### REQUIRED ACTION
Repeat each record below exactly, dropping the pictures.
(PROVIDED DATA Opens)
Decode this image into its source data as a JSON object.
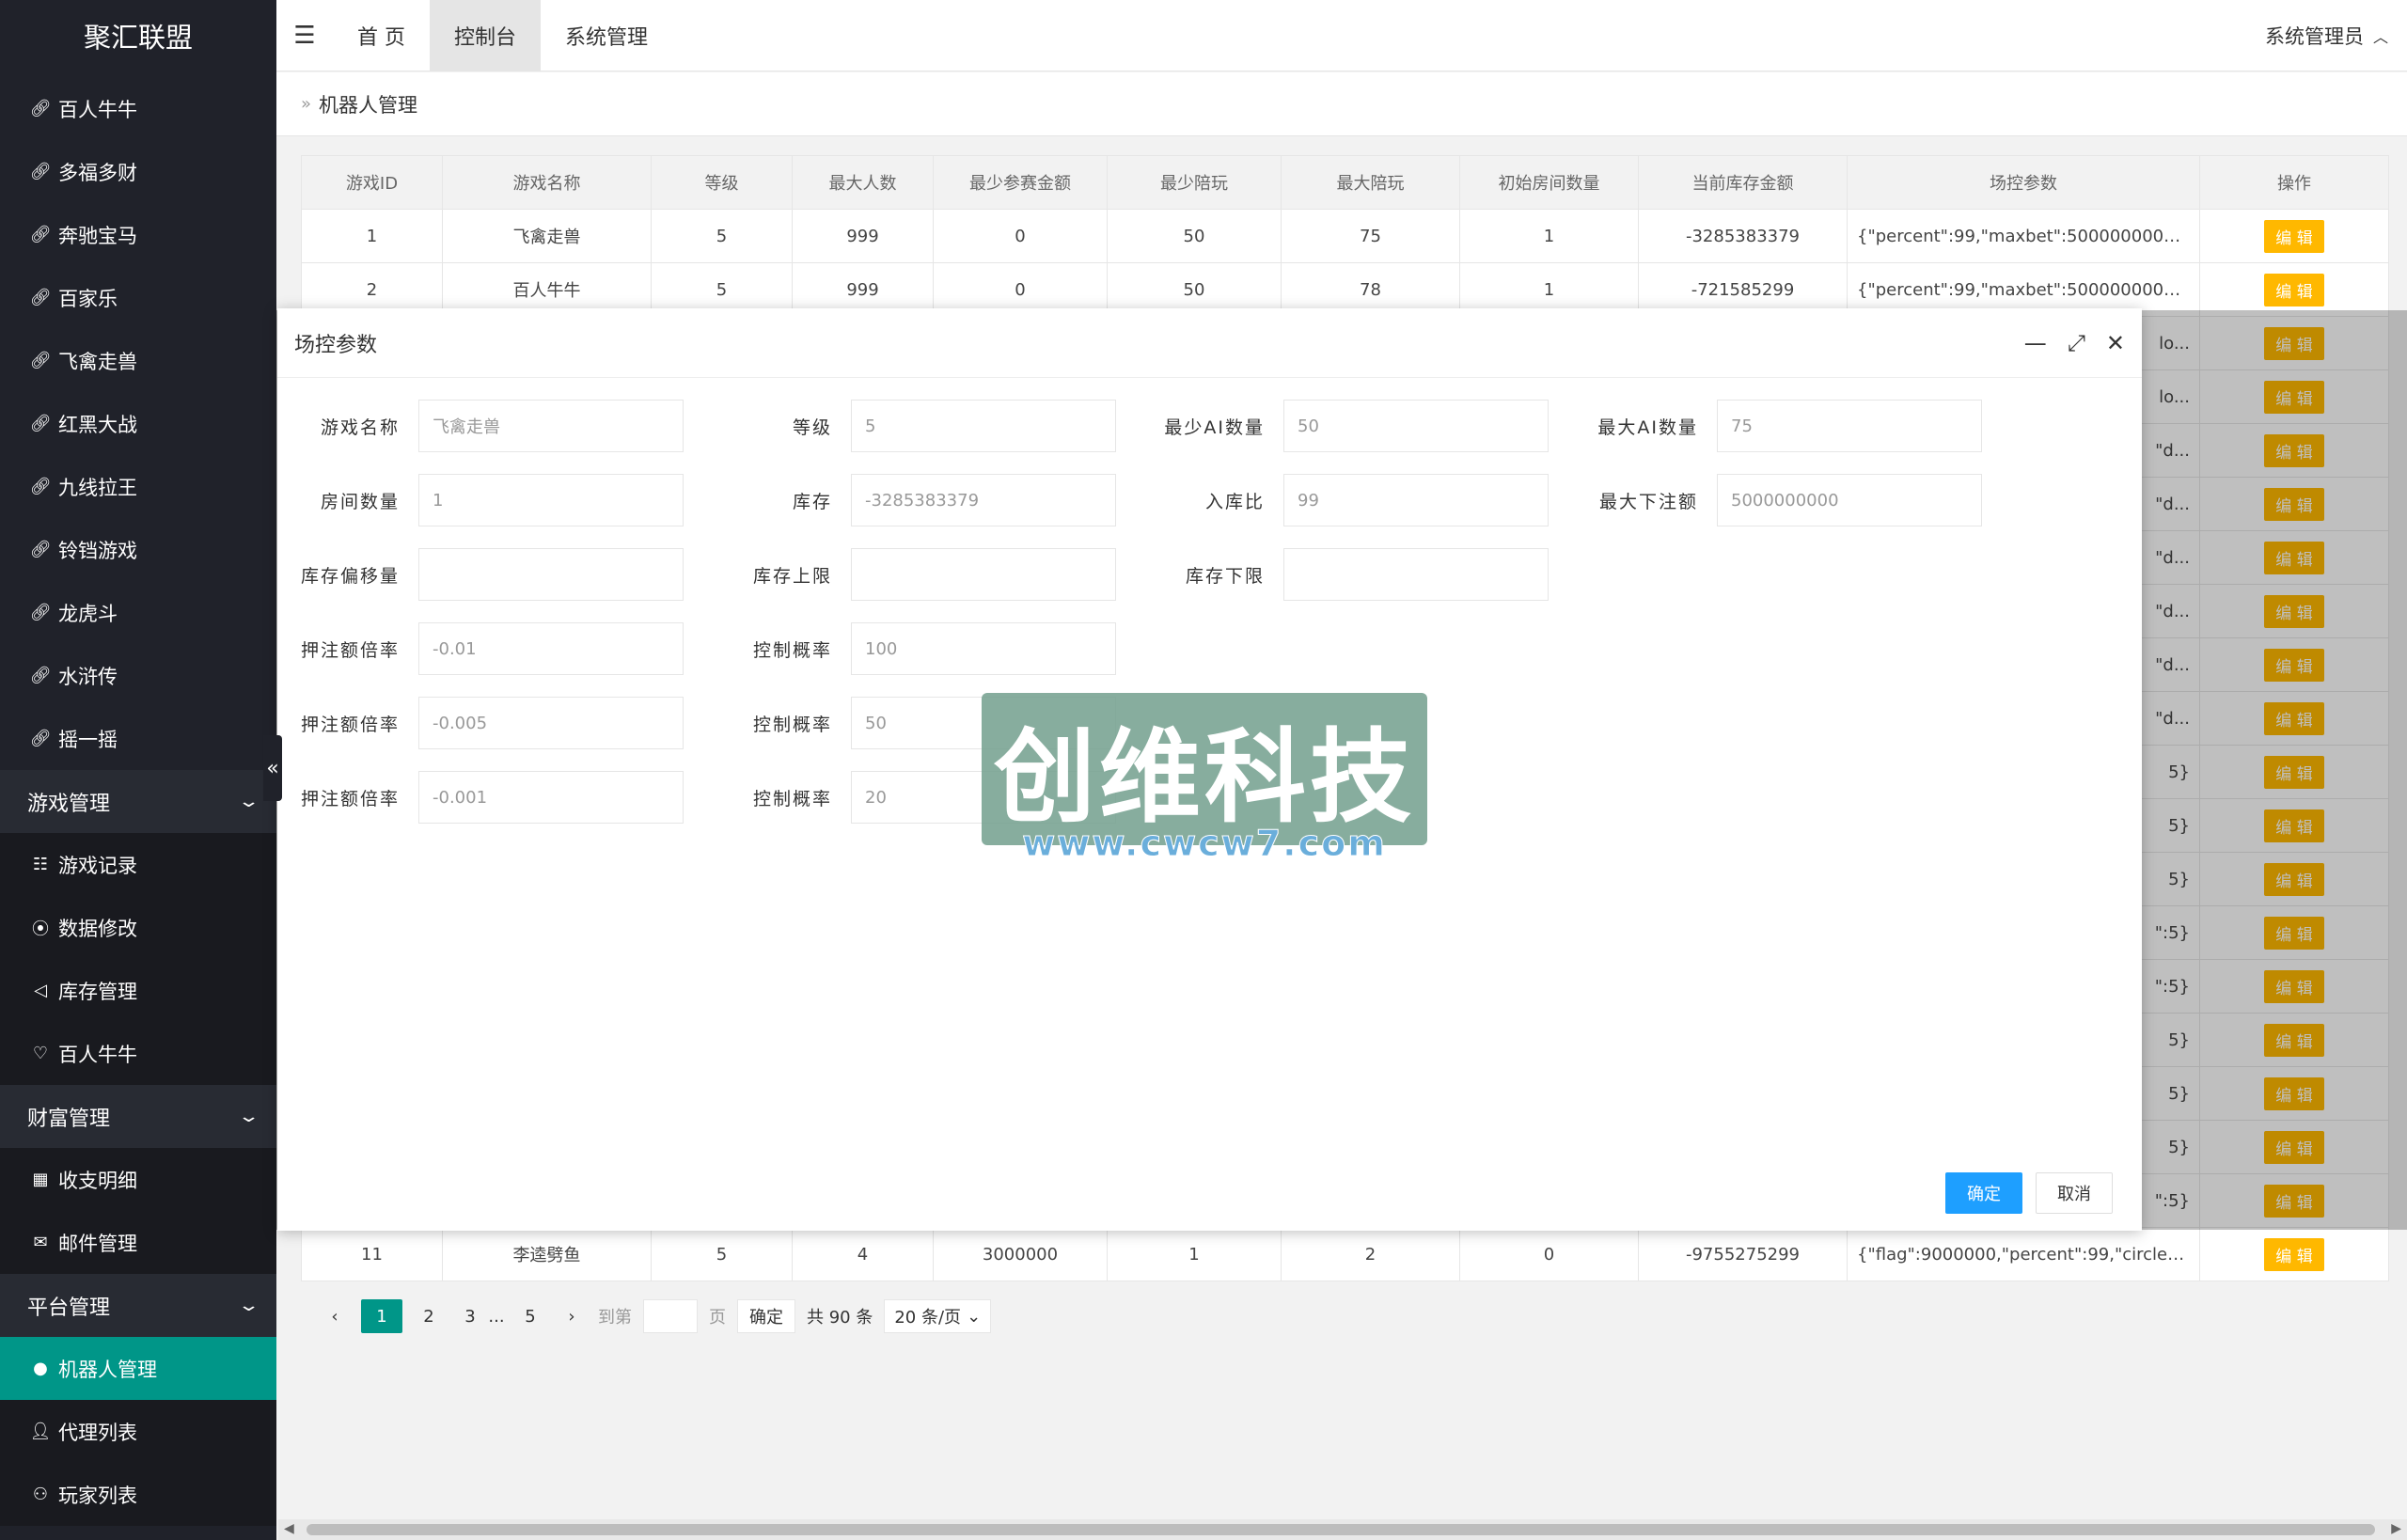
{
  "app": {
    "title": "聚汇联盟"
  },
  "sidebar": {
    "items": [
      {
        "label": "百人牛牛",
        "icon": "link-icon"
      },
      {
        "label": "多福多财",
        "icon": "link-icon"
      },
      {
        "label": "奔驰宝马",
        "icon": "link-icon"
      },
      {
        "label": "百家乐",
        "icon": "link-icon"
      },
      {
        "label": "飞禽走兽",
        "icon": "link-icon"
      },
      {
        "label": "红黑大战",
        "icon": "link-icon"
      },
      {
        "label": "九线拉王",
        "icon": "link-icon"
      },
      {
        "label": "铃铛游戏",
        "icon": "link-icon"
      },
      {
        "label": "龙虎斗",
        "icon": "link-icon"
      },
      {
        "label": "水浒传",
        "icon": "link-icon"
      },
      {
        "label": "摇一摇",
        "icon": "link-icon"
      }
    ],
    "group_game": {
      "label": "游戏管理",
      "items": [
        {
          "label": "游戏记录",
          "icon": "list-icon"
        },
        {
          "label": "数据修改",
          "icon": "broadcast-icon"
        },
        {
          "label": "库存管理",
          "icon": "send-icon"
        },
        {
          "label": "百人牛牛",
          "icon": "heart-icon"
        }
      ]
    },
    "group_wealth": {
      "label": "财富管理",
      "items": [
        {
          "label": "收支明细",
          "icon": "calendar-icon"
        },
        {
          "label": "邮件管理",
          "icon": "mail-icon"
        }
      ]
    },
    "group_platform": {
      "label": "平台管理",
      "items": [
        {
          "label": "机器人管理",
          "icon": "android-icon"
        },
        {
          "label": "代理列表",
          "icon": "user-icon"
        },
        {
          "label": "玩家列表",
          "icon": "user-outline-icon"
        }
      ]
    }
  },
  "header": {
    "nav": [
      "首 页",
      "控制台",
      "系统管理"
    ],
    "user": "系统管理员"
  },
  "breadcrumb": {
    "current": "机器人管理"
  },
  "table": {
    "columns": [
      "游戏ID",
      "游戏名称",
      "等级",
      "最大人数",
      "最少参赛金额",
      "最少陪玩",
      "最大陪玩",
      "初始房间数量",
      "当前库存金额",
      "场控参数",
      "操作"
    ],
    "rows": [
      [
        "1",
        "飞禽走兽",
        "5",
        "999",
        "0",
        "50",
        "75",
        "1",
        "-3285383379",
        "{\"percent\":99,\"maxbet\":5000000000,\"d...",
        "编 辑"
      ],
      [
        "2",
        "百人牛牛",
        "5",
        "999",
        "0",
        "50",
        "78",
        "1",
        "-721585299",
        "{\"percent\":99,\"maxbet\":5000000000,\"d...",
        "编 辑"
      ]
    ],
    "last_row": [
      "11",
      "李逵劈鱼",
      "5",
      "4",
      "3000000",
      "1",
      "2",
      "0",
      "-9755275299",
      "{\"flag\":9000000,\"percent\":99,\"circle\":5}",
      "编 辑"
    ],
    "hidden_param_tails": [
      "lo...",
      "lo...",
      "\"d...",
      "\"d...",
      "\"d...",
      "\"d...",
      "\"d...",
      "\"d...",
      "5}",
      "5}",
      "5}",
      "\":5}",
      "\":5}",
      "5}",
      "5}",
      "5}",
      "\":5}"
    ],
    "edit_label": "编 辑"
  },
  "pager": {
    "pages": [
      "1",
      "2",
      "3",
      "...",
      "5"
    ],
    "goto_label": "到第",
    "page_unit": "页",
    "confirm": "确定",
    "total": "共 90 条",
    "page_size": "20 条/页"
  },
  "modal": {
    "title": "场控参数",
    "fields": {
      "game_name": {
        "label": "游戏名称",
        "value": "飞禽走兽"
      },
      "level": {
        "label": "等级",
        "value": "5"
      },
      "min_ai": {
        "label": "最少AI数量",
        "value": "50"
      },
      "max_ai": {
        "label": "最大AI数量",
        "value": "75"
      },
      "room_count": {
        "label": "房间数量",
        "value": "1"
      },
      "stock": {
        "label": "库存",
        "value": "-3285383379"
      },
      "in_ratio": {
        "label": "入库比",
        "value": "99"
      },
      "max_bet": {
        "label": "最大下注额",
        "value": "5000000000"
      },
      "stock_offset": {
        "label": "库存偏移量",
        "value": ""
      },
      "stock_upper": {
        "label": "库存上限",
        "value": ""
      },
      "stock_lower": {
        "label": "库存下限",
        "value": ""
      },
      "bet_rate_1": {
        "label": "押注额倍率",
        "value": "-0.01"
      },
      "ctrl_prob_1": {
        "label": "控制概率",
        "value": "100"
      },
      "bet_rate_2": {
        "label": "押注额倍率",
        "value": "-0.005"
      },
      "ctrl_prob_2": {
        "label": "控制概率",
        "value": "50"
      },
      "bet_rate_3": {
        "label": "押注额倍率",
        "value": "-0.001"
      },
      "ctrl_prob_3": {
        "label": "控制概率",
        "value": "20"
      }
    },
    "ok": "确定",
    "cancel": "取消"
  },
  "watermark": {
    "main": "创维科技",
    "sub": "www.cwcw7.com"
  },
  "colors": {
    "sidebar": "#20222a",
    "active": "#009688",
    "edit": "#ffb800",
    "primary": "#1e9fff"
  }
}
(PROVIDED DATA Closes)
### FINAL ANSWER
Decode this image into its source data as a JSON object.
{
  "app": {
    "title": "聚汇联盟"
  },
  "sidebar": {
    "items": [
      {
        "label": "百人牛牛",
        "icon": "link-icon"
      },
      {
        "label": "多福多财",
        "icon": "link-icon"
      },
      {
        "label": "奔驰宝马",
        "icon": "link-icon"
      },
      {
        "label": "百家乐",
        "icon": "link-icon"
      },
      {
        "label": "飞禽走兽",
        "icon": "link-icon"
      },
      {
        "label": "红黑大战",
        "icon": "link-icon"
      },
      {
        "label": "九线拉王",
        "icon": "link-icon"
      },
      {
        "label": "铃铛游戏",
        "icon": "link-icon"
      },
      {
        "label": "龙虎斗",
        "icon": "link-icon"
      },
      {
        "label": "水浒传",
        "icon": "link-icon"
      },
      {
        "label": "摇一摇",
        "icon": "link-icon"
      }
    ],
    "group_game": {
      "label": "游戏管理",
      "items": [
        {
          "label": "游戏记录",
          "icon": "list-icon"
        },
        {
          "label": "数据修改",
          "icon": "broadcast-icon"
        },
        {
          "label": "库存管理",
          "icon": "send-icon"
        },
        {
          "label": "百人牛牛",
          "icon": "heart-icon"
        }
      ]
    },
    "group_wealth": {
      "label": "财富管理",
      "items": [
        {
          "label": "收支明细",
          "icon": "calendar-icon"
        },
        {
          "label": "邮件管理",
          "icon": "mail-icon"
        }
      ]
    },
    "group_platform": {
      "label": "平台管理",
      "items": [
        {
          "label": "机器人管理",
          "icon": "android-icon"
        },
        {
          "label": "代理列表",
          "icon": "user-icon"
        },
        {
          "label": "玩家列表",
          "icon": "user-outline-icon"
        }
      ]
    }
  },
  "header": {
    "nav": [
      "首 页",
      "控制台",
      "系统管理"
    ],
    "user": "系统管理员"
  },
  "breadcrumb": {
    "current": "机器人管理"
  },
  "table": {
    "columns": [
      "游戏ID",
      "游戏名称",
      "等级",
      "最大人数",
      "最少参赛金额",
      "最少陪玩",
      "最大陪玩",
      "初始房间数量",
      "当前库存金额",
      "场控参数",
      "操作"
    ],
    "rows": [
      [
        "1",
        "飞禽走兽",
        "5",
        "999",
        "0",
        "50",
        "75",
        "1",
        "-3285383379",
        "{\"percent\":99,\"maxbet\":5000000000,\"d...",
        "编 辑"
      ],
      [
        "2",
        "百人牛牛",
        "5",
        "999",
        "0",
        "50",
        "78",
        "1",
        "-721585299",
        "{\"percent\":99,\"maxbet\":5000000000,\"d...",
        "编 辑"
      ]
    ],
    "last_row": [
      "11",
      "李逵劈鱼",
      "5",
      "4",
      "3000000",
      "1",
      "2",
      "0",
      "-9755275299",
      "{\"flag\":9000000,\"percent\":99,\"circle\":5}",
      "编 辑"
    ],
    "hidden_param_tails": [
      "lo...",
      "lo...",
      "\"d...",
      "\"d...",
      "\"d...",
      "\"d...",
      "\"d...",
      "\"d...",
      "5}",
      "5}",
      "5}",
      "\":5}",
      "\":5}",
      "5}",
      "5}",
      "5}",
      "\":5}"
    ],
    "edit_label": "编 辑"
  },
  "pager": {
    "pages": [
      "1",
      "2",
      "3",
      "...",
      "5"
    ],
    "goto_label": "到第",
    "page_unit": "页",
    "confirm": "确定",
    "total": "共 90 条",
    "page_size": "20 条/页"
  },
  "modal": {
    "title": "场控参数",
    "fields": {
      "game_name": {
        "label": "游戏名称",
        "value": "飞禽走兽"
      },
      "level": {
        "label": "等级",
        "value": "5"
      },
      "min_ai": {
        "label": "最少AI数量",
        "value": "50"
      },
      "max_ai": {
        "label": "最大AI数量",
        "value": "75"
      },
      "room_count": {
        "label": "房间数量",
        "value": "1"
      },
      "stock": {
        "label": "库存",
        "value": "-3285383379"
      },
      "in_ratio": {
        "label": "入库比",
        "value": "99"
      },
      "max_bet": {
        "label": "最大下注额",
        "value": "5000000000"
      },
      "stock_offset": {
        "label": "库存偏移量",
        "value": ""
      },
      "stock_upper": {
        "label": "库存上限",
        "value": ""
      },
      "stock_lower": {
        "label": "库存下限",
        "value": ""
      },
      "bet_rate_1": {
        "label": "押注额倍率",
        "value": "-0.01"
      },
      "ctrl_prob_1": {
        "label": "控制概率",
        "value": "100"
      },
      "bet_rate_2": {
        "label": "押注额倍率",
        "value": "-0.005"
      },
      "ctrl_prob_2": {
        "label": "控制概率",
        "value": "50"
      },
      "bet_rate_3": {
        "label": "押注额倍率",
        "value": "-0.001"
      },
      "ctrl_prob_3": {
        "label": "控制概率",
        "value": "20"
      }
    },
    "ok": "确定",
    "cancel": "取消"
  },
  "watermark": {
    "main": "创维科技",
    "sub": "www.cwcw7.com"
  },
  "colors": {
    "sidebar": "#20222a",
    "active": "#009688",
    "edit": "#ffb800",
    "primary": "#1e9fff"
  }
}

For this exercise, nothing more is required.